flytalk, flyfishing

A few years ago, while en route to fish pike on Lake Athabasca, in Northern Saskatchewan, Chris Hunt and I made a side trip during our layover in Saskatoon. We visited a statue honoring one of my greatest sports heroes—“Mr. Hockey” Gordie Howe.

It strikes me as oddly ironic that on a day the world remembers “The Greatest of All Time,” we’ve lost another sports icon who blended finesse and skill, with sheer grit and seemingly superhuman ability. The Gordie Howe hat trick is, by definition, scoring a goal, making an assist, and getting into a fight in the same game.
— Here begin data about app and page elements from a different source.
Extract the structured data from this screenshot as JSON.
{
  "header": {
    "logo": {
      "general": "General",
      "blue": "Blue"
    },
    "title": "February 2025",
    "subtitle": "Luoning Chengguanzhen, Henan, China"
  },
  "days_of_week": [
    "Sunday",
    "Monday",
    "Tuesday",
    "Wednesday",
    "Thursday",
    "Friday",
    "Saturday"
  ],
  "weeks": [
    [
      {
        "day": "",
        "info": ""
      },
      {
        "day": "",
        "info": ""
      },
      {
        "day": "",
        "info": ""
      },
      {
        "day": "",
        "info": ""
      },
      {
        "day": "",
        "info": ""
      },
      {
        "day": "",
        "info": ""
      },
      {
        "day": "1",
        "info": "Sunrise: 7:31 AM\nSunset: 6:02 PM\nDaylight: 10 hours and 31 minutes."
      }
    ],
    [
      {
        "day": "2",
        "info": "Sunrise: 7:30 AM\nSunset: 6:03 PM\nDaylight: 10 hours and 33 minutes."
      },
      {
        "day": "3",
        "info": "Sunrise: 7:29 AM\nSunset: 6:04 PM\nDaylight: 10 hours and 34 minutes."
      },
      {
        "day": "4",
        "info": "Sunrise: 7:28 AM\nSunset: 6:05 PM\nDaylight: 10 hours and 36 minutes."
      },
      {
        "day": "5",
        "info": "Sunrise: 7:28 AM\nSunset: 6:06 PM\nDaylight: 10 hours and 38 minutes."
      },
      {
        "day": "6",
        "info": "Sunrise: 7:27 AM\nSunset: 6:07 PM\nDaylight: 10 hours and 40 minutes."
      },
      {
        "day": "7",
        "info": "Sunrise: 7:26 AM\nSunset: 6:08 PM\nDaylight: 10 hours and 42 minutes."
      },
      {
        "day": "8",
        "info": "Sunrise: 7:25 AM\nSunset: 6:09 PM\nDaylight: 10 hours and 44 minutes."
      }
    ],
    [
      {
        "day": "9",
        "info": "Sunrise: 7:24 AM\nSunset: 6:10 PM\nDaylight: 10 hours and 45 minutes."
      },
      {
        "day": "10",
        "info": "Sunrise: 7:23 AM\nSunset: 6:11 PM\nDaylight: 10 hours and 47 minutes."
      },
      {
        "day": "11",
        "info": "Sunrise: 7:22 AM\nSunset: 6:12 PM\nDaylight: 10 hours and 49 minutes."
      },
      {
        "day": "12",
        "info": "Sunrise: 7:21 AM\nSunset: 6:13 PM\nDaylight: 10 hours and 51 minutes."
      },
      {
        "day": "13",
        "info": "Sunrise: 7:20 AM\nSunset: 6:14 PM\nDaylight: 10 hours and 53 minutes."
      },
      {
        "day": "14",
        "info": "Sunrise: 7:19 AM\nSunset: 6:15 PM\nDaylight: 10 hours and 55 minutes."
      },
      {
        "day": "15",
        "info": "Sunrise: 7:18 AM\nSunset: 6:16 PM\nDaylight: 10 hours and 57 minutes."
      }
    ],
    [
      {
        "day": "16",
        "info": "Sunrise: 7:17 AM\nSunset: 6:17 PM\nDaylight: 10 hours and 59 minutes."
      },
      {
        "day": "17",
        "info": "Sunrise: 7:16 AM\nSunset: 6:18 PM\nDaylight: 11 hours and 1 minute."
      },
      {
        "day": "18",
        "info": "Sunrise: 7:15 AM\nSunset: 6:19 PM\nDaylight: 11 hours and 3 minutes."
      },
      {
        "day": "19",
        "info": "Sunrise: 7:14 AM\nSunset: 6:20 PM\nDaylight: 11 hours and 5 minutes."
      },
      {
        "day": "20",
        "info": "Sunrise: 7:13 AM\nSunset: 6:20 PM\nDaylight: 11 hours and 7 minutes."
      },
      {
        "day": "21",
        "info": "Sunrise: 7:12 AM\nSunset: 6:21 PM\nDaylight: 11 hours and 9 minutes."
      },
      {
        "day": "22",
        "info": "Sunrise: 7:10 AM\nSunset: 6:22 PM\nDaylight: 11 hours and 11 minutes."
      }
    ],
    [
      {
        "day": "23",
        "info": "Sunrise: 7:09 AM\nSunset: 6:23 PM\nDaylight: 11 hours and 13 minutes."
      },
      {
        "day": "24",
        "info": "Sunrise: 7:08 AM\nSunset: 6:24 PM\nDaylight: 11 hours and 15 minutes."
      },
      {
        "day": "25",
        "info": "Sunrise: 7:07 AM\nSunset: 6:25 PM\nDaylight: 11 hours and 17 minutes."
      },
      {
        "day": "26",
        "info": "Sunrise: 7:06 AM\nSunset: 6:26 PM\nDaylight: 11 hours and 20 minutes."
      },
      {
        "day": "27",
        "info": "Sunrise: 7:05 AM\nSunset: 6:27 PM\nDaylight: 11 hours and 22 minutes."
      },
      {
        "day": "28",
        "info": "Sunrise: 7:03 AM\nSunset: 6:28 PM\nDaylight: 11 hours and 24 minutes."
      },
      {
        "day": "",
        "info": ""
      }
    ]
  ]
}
He played in 32 professional seasons spanning five decades.

It’s silly, of course, to equate flyfishing with any “real” sport, but there are loose parallels. I often think of flyfishing and golf as the same basic sport: one played wet, the other played (mostly) dry. I see a lot of correlation between casting and baseball pitching, and I’ve never known a good baseball pitcher who wasn’t a great angler if he wanted to be.

But at its highest form, flyfishing can actually be a tiny bit like hockey (at least in a Walter Mitty context). You need sublime gracefulness that comes only with years of practice to present a fly to that rolling tarpon or finning steelhead. You need to do it in a snap instant of opportunity. And then, when you hook up, you and your foe batter and bruise each other for a bit. The older I get, the more I appreciate the fish that can whip me as much as I can whip them.

Howe passed away Friday at the age of 88. I’m glad Chris and I made that side trip a few years ago.

flytalk, flyfishing